If only one spouse resides in the community residence, the other may request Watts credits for one-half of the fair market rental value of the home. In addition, the spouse making the mortgage payment each month may request Epstein credits for separate property payments made to reduce the community property debt on the home. These credits should be discussed between parties when deciding which spouse will vacate the residence.
Oftentimes, if children are involved, it is advisable for neither party to leave the marital home until a written agreement is in place, especially if you hope to have shared custody.
If a husband or wife moves out before divorce, it could jeopardize their case for child custody, which is often why many refuse to leave. The sooner you can hash out even a temporary custody arrangement, the sooner your spouse can leave the marital home without the fear of handicapping their own case.
The California family code requires courts to consider the best interests of the children above all else when making any custody and visitation orders. Paramount consideration of the children’s best interests often results in an order that may not be “fair” to one party or the other. A common scenario where this can occur is if one spouse vacates the marital residence prior to reaching any custody and visitation agreements.
For example, one spouse may vacate the family home to reduce tensions between the parties and make things easier on the children. That spouse may not be able to afford a home nearby so he or she moves to a more affordable area of town.
In the meantime, the children still remain in their home, schools, extracurriculars, etc. They do not build a new community in the moving parent’s part of town and spend much less time in that parent’s home due to school or other obligations. It can be difficult for the moving parent to bring the children to and from school and also make it to work on time from their new place. A new “normal” is established over the several months it takes for the parties to get a date for a custody hearing.
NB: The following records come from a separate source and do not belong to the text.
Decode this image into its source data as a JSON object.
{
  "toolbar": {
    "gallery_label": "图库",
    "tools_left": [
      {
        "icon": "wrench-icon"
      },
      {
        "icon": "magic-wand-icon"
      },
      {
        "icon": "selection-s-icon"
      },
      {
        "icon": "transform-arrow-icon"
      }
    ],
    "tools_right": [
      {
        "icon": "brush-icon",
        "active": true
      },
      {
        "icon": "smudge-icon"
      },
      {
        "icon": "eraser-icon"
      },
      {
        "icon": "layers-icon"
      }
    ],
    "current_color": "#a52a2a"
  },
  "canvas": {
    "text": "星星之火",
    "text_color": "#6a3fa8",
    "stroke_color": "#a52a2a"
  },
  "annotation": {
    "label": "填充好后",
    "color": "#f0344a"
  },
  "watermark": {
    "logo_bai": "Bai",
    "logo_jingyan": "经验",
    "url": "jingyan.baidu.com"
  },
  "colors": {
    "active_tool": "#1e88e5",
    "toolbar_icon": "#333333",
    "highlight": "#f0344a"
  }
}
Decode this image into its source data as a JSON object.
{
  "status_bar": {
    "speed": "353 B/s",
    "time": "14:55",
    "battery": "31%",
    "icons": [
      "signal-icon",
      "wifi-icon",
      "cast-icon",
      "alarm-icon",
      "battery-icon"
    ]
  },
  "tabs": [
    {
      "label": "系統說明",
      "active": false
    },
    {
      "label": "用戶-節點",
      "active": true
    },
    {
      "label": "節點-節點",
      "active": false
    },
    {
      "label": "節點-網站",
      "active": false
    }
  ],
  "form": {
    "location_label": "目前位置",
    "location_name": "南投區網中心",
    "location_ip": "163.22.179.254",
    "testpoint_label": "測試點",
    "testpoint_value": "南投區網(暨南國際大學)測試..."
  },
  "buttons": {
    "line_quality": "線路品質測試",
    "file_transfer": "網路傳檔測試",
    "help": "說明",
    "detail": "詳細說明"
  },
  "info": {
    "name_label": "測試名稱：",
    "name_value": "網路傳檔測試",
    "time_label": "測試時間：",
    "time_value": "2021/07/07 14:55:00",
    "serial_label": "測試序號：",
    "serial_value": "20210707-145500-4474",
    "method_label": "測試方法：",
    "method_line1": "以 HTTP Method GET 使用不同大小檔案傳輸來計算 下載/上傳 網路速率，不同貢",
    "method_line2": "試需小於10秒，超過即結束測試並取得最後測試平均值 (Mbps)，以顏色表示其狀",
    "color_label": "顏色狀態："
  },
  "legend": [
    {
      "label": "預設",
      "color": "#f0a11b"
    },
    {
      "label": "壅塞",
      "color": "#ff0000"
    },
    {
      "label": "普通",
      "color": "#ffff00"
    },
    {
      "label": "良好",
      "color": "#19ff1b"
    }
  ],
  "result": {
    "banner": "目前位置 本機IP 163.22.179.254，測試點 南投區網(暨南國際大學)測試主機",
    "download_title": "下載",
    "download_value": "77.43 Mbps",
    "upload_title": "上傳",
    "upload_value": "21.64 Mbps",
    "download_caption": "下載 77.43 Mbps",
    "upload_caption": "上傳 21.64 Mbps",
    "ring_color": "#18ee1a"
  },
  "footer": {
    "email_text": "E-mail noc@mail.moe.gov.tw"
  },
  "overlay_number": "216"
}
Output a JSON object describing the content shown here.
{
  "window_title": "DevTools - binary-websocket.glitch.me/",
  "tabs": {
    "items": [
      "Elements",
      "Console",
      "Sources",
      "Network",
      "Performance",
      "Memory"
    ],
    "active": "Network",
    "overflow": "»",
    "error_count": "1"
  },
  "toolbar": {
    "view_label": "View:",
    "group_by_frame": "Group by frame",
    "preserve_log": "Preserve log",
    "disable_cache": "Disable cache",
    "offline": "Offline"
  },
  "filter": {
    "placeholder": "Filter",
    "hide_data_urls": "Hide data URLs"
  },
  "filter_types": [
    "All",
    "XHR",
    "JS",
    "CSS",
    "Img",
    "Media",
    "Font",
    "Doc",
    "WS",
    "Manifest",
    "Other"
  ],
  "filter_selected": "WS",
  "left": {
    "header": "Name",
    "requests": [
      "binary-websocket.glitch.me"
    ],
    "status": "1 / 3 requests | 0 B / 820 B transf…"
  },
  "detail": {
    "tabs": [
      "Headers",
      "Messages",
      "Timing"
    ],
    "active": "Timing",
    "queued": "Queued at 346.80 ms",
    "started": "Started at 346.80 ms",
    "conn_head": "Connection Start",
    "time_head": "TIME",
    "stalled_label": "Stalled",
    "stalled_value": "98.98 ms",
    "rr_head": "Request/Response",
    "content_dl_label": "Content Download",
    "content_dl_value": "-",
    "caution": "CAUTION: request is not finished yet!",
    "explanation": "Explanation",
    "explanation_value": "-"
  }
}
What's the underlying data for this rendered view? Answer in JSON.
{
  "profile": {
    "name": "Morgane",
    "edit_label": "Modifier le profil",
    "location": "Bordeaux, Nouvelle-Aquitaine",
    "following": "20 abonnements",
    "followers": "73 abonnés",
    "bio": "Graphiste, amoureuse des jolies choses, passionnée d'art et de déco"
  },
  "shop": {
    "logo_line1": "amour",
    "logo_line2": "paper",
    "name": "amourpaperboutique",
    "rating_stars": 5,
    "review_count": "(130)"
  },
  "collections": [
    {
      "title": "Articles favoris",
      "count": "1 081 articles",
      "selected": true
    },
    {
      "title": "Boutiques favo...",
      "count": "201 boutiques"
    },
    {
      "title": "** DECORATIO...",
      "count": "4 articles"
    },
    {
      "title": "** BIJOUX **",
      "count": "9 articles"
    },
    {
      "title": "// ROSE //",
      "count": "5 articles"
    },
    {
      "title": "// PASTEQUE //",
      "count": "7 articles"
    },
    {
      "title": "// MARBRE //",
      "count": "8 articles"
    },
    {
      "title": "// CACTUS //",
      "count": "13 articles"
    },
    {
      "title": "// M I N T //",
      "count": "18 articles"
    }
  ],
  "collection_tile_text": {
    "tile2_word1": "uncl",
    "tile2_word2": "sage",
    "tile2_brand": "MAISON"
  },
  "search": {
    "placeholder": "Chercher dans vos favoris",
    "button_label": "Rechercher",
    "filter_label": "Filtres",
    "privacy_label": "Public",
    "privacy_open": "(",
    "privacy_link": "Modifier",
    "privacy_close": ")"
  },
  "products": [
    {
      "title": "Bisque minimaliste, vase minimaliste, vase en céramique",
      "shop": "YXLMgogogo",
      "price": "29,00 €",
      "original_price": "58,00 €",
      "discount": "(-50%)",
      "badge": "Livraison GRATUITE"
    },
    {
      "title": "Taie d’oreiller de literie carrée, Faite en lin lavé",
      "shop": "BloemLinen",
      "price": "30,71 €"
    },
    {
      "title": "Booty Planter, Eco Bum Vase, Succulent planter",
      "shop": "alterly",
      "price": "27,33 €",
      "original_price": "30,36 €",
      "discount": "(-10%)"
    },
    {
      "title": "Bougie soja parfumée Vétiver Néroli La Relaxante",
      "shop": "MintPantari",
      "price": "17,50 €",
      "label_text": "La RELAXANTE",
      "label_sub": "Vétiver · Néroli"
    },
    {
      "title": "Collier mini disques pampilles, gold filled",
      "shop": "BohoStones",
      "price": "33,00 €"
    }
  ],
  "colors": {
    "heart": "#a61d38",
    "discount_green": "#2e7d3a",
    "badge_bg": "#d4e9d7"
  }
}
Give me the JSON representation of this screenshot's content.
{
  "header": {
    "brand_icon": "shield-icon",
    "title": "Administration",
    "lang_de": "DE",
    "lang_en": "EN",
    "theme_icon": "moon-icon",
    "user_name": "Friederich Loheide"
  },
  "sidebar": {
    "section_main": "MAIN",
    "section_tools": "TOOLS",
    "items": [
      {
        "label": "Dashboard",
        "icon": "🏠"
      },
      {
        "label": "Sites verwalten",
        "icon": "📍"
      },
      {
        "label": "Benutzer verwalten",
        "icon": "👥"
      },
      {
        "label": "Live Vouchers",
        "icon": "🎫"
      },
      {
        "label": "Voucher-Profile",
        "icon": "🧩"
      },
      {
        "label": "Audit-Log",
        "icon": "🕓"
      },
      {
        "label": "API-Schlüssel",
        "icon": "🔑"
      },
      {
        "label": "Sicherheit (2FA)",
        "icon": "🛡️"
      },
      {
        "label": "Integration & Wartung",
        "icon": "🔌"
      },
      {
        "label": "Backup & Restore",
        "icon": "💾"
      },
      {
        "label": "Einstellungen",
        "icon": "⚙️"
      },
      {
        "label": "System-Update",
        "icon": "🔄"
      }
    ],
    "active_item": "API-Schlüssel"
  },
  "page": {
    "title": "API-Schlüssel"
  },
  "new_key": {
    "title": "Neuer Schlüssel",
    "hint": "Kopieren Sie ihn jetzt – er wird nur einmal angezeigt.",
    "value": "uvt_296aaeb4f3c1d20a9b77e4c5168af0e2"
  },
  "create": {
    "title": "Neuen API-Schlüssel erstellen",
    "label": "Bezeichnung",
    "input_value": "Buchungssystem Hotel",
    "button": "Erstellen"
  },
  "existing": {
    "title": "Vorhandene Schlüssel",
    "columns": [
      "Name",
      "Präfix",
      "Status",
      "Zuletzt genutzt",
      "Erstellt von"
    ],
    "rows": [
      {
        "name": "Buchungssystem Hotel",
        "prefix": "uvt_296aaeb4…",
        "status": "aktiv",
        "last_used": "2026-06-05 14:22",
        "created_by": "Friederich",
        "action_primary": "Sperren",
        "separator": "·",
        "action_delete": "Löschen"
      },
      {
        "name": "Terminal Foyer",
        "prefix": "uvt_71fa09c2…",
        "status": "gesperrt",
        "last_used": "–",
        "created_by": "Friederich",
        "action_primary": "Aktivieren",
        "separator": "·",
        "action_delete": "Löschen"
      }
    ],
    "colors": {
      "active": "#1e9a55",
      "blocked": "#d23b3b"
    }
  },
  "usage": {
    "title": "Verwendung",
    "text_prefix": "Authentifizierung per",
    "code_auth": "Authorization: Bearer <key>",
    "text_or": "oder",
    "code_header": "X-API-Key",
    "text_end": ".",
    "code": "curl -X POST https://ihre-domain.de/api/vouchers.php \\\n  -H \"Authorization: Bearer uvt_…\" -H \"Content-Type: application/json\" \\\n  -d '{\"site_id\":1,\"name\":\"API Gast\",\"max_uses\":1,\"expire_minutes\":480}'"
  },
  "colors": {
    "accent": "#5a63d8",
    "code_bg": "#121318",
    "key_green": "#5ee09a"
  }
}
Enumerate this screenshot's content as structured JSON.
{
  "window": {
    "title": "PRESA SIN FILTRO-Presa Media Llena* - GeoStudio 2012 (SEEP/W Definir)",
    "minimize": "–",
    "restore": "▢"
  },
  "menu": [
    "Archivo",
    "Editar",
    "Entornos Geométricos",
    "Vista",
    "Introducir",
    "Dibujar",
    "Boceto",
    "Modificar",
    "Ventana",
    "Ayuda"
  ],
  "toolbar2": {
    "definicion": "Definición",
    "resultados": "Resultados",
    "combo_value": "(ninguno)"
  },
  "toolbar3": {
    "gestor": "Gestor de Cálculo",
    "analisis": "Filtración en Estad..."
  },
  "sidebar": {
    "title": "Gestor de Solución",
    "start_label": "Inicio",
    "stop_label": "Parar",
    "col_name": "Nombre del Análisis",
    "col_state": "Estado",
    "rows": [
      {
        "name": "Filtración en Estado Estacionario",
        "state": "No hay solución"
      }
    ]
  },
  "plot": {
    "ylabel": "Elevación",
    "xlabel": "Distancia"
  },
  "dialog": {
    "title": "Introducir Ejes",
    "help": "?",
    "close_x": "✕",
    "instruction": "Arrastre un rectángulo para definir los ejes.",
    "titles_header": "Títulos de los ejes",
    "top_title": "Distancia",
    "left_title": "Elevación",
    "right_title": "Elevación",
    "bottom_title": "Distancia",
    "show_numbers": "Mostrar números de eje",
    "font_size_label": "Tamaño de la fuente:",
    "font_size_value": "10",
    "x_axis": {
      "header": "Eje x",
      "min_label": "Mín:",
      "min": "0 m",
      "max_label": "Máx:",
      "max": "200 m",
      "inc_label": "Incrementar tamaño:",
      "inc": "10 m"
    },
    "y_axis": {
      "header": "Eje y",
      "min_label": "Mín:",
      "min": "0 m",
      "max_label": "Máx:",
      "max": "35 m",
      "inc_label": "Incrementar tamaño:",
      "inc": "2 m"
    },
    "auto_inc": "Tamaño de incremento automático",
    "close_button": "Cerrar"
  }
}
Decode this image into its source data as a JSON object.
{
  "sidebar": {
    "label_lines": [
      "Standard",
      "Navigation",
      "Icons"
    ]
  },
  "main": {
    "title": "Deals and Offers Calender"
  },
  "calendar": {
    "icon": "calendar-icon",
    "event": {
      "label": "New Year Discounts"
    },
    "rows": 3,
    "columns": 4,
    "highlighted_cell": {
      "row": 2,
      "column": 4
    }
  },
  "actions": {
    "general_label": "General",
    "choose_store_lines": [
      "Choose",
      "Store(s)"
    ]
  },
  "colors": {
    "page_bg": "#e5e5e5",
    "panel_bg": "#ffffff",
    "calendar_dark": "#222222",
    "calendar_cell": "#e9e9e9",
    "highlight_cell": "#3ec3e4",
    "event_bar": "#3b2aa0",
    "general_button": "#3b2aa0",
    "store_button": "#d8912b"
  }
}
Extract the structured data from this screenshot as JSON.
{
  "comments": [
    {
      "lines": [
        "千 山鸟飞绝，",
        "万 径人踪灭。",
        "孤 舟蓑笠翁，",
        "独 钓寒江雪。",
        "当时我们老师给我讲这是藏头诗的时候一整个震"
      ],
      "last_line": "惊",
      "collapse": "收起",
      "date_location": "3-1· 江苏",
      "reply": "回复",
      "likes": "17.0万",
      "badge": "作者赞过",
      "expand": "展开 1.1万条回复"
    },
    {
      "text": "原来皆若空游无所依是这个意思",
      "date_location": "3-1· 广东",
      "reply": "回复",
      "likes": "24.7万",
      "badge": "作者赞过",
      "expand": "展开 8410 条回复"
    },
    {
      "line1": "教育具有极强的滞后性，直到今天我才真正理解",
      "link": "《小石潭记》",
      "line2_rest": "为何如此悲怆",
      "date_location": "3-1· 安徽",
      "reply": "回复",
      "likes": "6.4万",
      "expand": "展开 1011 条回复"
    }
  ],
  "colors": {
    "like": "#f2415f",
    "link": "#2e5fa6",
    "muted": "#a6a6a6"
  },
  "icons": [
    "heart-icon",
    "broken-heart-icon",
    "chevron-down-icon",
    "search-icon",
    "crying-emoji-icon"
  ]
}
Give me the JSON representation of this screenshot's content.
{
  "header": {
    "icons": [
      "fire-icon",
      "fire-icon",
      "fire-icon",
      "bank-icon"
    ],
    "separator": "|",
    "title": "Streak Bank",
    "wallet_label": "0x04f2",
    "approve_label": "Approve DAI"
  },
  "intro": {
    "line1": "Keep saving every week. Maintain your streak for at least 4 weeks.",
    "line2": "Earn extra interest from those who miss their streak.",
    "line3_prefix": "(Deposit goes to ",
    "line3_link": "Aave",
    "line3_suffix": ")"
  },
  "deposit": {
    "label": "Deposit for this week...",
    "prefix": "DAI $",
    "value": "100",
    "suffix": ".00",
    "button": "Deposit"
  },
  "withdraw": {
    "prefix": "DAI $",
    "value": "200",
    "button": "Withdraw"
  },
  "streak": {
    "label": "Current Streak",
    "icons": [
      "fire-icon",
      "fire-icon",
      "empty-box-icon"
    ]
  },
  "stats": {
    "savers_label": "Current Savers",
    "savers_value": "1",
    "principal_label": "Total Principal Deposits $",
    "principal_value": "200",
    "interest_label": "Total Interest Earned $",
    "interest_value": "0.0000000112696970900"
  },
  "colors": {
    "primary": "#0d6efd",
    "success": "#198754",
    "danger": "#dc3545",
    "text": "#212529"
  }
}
In this case, the children are now used to spending a significantly greater amount of time with the parent in the family home as opposed to the moving parent. They have established a schedule with the moving parent for regular visits, but the time is not equal. In the interest of stability and continuity, the court may order the current custody schedule to remain in place. It can be difficult for the moving parent to get an order which disrupts the “status quo”.
If you absolutely cannot wait for your spouse to leave and he or she refuses to, you do have legal options, especially if your spouse is abusive. As part of the restraining order process, you may request a “kick out order” which requires your spouse to vacate any shared residence.
In domestic violence cases, these protective orders are often granted, allowing you the chance to live in your marital home without the threat of emotional or physical abuse.
Regardless of if you were recently served up divorce papers or are simply in the process of considering divorce, the divorce attorneys at Cage & Miles are here to work with you throughout this process.
Our skilled and experienced legal team can guide you through the steps and limit the impact a divorce can have on your children, your future, lifestyle, and finances. We can represent you on a wide range of divorce matters, from contested divorce to child custody and property division.
Contact our office today at (858) 943-2060 to schedule a consultation with a knowledgeable member of our team.